Friday 29 July 2022 Author: Owen Foulkes
Rising house prices, record inflation and stagnant wages mean that today’s children are growing up in a more expensive world than their parents. The good news is that even making small scale investments for children when they are young can provide them with a significant nest egg by saving small amounts of money each month into a stocks and shares Junior ISA.
If you invest £25 a month from birth, your child could benefit from a pot worth £8,791 by the time they reach age 18, assuming an investment return of 5% a year after charges.
Investing £50 a month could produce a pot worth £17,853, while investing £200 a month could grow to £70,331, enough for a 25% deposit on an average house in the UK.
This money could be hugely beneficial for a child going off to university or buying their first home.
Where to Start
Your first stop for children’s savings should be stocks and shares Junior ISA, which enables you to invest money for your child in a tax-efficient way.
You can invest up to £9,000 in each tax year and there is no tax charged on the income or capital gains earned.
The money cannot be accessed until your child turns 18, at which point it converts to an adult ISA. Your child is then free to withdraw some or all of the money or continue to invest.
You can open a stocks and shares Junior ISA with an online investment platform or contact your Financial Adviser who will be happy to start the process for you. Many platforms have a regular investment service, which lets you set up monthly payments starting from just £25 a month.
Investing little and often can turn into a decent-sized pot surprisingly quickly, particularly if you reinvest dividends.
In fact, evidence suggests regular monthly investing performs better than making large one-off or ad-hoc investments. This is because you smooth out the ups and downs of the stock market.
You buy more shares or fund units when prices are low and fewer when prices are high.
When you are investing for children, you typically have a long investment time horizon, which means you can afford to take on risk.
History shows equities have the potential to deliver the strongest returns over a long period. However, to ensure a less bumpy ride it is important to have some diversification in your portfolio.
Funds such as unit trusts or investment trusts can be effective ways to achieve diversification.
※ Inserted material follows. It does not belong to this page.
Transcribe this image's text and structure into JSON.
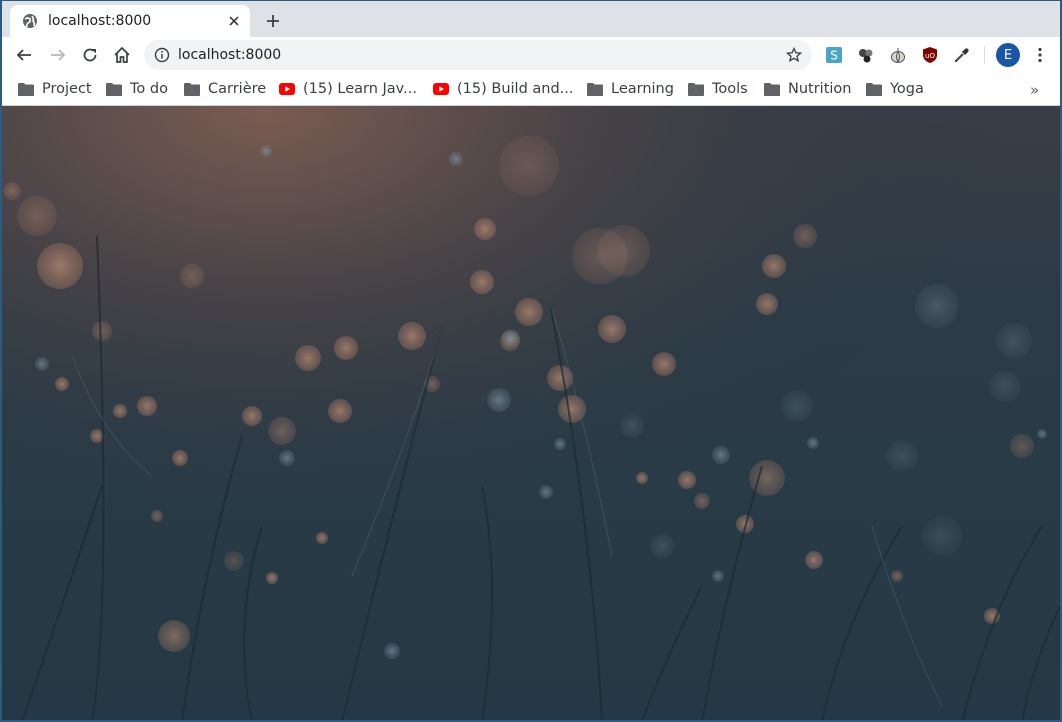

The most important thing to remember is to start early and start small, the sooner you start the better your chance of providing your children with the highest level of return.